Joshua Shulman, MSIS, Director of Learning Resource Center discusses the origins of Black History Month, a special LRC Black History Month LibGuide, and other ways to learn more and get involved in advancing healthcare equity.
Feb. 16, 2022
How did Black History Month get started, and why is it celebrated in February?
February 14 marked the 204th anniversary of the birth of Frederick Douglass, abolitionist, educator, and social reformer. I should say that it “roughly” marks the date of his birth. Having been born into slavery, Douglass’ exact birthday remains unknown. According to Douglass himself, as recorded in his Narrative of the Life of Frederick Douglass, “I have no accurate knowledge of my age, never having seen any authentic record containing it…I do not remember to have ever met a slave who could tell of his birthday” (1845). Upon escaping and emancipating himself, at approximately the age of 20 years, he selected February 14 as his chosen birthday. According to an undated Washington Post article, “After he got his freedom he celebrated St. Valentine’s Day as his birthday, since he felt he had a good a right to have a birthday as other people, and he liked the traditions surrounding that date” (n.d.).
The date also proved important to Dr. Carter G. Woodson, academic, historian, founder of the Association for the Study of African American Life and History (ASALH), and creator of Black History Month. According to ASALH Former National President Daryl Michael Scott, the month of February was selected by Woodson to celebrate Black History Month because two specific dates, February 14 and February 16, were the birthdays of Abraham Lincoln and Frederick Douglass, “two great Americans who played a prominent role in shaping black history” (ASALH 2022).
How is Black History Month particularly relevant to health sciences?
The Association for the Study of African American Life and History (ASALH) designates a new theme for Black History Month each year, in keeping with the practice Woodson established.
The Black History Month 2022 theme, “Black Health and Wellness,” explores “the legacy of not only Black scholars and medical practitioners in Western medicine, but also other ways of knowing (e.g., birthworkers, doulas, midwives, naturopaths, herbalists, etc.) throughout the African Diaspora. The 2022 theme considers activities, rituals and initiatives that Black communities have done to be well.”
What is the SCU LRC doing to honor and celebrate Black History Month?
In honor of Black History Month, I have created a Black History Month Library Guide and compiled links to literature and websites that celebrate the achievements and cultural contributions of African Americans while also providing an opportunity to reflect on the history and experiences of African American communities.
As SCU is a health sciences university, the first section of the guide focuses on health and wellness. Resource topics include bioethics, mental health, health disparities, diversity in health care, cultural competence, and holistic African American healing and wellness traditions.

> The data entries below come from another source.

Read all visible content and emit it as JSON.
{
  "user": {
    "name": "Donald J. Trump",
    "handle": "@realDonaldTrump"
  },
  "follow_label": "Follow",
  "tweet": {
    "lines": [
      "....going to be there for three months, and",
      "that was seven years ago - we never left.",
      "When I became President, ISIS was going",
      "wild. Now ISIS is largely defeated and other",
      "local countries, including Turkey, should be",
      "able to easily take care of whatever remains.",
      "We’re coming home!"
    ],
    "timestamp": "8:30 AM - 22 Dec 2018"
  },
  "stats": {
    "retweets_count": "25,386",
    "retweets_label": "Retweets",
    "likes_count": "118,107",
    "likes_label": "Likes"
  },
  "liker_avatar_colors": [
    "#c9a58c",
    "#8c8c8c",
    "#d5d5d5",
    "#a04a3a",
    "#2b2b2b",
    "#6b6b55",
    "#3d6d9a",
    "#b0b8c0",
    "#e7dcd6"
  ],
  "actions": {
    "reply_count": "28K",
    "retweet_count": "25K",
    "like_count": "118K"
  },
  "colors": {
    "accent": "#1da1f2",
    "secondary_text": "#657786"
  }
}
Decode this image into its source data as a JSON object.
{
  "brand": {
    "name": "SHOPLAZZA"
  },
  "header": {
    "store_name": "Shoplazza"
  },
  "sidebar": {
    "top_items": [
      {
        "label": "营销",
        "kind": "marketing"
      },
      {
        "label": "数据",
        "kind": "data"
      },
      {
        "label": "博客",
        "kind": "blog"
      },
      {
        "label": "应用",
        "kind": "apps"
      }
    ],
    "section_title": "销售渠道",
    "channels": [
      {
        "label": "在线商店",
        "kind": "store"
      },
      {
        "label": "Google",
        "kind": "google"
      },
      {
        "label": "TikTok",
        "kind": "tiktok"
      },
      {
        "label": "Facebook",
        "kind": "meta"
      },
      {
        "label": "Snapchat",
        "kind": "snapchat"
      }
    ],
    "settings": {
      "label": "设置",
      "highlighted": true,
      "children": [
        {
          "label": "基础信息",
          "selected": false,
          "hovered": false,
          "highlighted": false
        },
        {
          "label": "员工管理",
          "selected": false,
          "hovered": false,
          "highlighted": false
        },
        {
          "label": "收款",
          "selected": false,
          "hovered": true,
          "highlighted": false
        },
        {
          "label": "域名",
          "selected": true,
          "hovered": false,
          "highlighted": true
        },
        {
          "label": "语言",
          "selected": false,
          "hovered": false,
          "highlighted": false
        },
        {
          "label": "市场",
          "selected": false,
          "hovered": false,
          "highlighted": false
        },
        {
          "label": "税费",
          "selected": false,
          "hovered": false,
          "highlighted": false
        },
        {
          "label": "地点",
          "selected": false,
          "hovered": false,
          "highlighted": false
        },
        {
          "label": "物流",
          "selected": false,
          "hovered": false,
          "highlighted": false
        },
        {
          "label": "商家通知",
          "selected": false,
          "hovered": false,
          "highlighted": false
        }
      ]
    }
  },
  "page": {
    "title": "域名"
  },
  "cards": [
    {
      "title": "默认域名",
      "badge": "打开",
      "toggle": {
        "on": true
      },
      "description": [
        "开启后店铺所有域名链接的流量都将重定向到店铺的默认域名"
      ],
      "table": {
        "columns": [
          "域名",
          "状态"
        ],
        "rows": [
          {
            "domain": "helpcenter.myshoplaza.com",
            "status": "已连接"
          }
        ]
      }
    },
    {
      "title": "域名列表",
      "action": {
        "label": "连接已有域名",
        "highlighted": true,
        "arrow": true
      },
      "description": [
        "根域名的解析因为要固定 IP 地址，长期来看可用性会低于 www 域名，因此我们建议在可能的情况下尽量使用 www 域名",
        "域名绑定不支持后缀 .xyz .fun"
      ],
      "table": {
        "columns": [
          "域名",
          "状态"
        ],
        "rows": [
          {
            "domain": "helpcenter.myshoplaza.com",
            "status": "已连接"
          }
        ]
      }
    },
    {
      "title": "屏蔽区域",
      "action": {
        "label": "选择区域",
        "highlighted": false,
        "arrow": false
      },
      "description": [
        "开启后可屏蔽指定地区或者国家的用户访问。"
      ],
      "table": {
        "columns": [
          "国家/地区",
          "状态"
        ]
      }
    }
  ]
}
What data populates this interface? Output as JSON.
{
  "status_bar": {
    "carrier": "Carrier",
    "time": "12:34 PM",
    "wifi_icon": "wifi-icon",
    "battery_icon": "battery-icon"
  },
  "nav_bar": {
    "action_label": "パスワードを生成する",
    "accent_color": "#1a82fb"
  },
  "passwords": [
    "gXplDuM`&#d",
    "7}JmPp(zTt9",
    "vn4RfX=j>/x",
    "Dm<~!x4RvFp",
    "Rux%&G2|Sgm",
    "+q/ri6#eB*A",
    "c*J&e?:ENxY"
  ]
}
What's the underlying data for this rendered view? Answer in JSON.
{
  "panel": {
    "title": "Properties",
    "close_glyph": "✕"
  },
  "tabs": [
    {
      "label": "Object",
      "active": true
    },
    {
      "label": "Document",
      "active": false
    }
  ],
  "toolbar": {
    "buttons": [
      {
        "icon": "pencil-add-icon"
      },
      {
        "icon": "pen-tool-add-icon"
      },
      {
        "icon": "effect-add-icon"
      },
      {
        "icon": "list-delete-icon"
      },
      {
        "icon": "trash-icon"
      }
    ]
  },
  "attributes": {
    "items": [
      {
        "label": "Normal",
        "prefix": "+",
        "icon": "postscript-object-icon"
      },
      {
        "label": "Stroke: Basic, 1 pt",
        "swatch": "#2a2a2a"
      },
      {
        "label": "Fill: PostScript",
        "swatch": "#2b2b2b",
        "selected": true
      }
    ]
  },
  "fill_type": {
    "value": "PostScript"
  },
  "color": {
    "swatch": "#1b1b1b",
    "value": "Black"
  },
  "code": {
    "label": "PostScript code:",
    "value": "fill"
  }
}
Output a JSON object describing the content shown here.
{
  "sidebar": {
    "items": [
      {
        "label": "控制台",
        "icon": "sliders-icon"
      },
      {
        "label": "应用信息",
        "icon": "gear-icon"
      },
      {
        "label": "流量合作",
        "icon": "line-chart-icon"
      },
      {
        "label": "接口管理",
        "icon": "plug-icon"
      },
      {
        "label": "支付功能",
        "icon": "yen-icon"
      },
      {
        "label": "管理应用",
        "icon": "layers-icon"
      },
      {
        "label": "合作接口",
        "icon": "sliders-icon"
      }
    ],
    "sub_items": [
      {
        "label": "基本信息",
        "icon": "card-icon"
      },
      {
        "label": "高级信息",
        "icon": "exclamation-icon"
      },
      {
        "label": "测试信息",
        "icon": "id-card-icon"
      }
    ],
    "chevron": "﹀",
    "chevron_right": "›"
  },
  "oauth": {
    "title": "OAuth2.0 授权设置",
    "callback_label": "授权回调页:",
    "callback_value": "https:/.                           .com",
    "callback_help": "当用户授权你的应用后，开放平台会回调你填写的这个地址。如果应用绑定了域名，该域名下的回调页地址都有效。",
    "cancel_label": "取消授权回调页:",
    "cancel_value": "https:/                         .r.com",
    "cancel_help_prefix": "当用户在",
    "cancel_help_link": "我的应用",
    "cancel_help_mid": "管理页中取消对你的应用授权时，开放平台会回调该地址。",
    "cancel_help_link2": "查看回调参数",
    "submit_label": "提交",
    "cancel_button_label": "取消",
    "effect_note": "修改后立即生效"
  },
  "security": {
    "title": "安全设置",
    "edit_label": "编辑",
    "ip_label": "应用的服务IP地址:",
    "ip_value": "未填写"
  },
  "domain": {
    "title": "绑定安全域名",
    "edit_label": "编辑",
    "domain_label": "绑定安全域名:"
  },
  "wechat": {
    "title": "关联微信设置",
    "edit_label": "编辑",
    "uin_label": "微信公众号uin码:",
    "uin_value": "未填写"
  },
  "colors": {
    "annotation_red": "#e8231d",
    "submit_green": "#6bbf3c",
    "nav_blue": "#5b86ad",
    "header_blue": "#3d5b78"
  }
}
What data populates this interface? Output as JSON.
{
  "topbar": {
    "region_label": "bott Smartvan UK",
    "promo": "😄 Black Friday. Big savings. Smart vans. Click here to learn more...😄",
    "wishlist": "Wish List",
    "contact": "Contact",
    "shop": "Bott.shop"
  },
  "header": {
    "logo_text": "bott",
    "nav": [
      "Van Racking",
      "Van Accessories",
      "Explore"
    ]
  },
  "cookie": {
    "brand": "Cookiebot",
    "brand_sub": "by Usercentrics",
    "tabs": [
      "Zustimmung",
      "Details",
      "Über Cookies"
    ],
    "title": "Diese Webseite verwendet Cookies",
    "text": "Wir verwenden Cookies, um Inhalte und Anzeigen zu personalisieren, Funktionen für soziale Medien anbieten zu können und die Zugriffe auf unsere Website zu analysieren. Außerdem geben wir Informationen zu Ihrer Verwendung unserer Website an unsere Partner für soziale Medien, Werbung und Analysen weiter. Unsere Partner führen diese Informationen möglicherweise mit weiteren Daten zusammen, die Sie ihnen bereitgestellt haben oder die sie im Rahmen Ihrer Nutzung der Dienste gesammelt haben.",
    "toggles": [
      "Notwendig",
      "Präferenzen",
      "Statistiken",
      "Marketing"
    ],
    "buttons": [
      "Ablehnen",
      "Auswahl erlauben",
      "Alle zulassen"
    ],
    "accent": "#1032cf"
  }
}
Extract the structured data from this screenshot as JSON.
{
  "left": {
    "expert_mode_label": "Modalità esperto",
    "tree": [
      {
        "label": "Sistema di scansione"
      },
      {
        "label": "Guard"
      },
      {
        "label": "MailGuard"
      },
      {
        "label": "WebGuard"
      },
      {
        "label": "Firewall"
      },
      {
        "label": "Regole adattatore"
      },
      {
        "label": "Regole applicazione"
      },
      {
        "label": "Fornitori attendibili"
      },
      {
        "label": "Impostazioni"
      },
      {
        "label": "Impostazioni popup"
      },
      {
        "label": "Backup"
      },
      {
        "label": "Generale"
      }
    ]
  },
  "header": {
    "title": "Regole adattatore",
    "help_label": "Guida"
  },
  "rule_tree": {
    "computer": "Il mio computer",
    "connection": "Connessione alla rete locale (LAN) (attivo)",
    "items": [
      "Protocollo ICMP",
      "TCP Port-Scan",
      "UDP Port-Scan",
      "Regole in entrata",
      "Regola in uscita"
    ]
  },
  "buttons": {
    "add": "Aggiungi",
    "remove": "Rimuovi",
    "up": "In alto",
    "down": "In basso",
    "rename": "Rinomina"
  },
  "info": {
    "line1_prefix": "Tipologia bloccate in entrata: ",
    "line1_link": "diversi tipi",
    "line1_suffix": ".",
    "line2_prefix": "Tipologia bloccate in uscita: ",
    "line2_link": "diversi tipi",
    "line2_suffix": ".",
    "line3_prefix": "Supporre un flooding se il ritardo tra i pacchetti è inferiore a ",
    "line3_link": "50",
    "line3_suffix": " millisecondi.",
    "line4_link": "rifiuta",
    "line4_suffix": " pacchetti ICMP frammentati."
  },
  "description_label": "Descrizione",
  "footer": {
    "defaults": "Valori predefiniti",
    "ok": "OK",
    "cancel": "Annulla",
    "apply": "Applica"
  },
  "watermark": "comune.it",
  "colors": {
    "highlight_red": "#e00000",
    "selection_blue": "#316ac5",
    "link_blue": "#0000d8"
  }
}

The History section includes the massive volume of African American Lives by Professor Henry Louis Gates, Jr., featuring 600 biographies. I have also included a link to the full text of the aforementioned Narrative of the Life of Frederick Douglass.
We have also included a Culture section highlighting titles related to music, cinema, literature, and popular culture, as well as an Activism section featuring titles that document the struggle against systemic racism and violence and for civil rights and health equity.
And the Resources section lists Black professional associations, including the American Black Chiropractic Association and the Black Acupuncturist Association.
There are hundreds of historical, full texts available to SCU students on ProQuest related to African American and African diaspora history. These texts include highly specific academic histories that span wide chronological and geographic ranges. I encourage visitors to search ProQuest for additional titles.
What else is happening for Black History Month at SCU?
All SCU faculty, staff and students were invited to participate in the ASALH virtual Black History Month Virtual Festival, all month long. SCU will be hosting a discussion panel and raffle on Monday, Feb. 28 at 6 p.m. with SCU’s festival attendees.
Are there any Black student interest groups or clubs at SCU that are helping to further discussions on advancing healthcare equity?
Yes! The SCU Melanated Medics Club supports academic excellence, community service and outreach; cultural enrichment and awareness; and unity of the African American student body at SCU, who are pursuing healthcare careers and medical programs. The SCU Melanated Medics Club aims to encourage and implement more diversity in healthcare. Only 6% of physicians are black, as African-Americans continue to struggle with a range of negative health outcomes compared with whites. SCU students created the Melanated Medics Club to help increase the number of Black healthcare professionals, and bridge the diversity gap.
To learn more about Melanated Medics and other student clubs, log visit the Clubs & Student Life page on mySCU.
About the LRC
The Seabury-McCoy Learning Resource Center advances the teaching, research, and service programs of the Southern California University of Health Sciences, by providing innovative services and acquiring, preserving, and making accessible scholarly resources; and promoting information literacy for lifelong learning.
During each academic year, the SCU LRC welcomes thousands of visitors across its online library network each month. Visitors completed more than 800,000 database searches during the 2020/2021 academic year.
For more information about the LRC, contact Joshua Shulman, MLIS, Director, LRC, at email@example.com.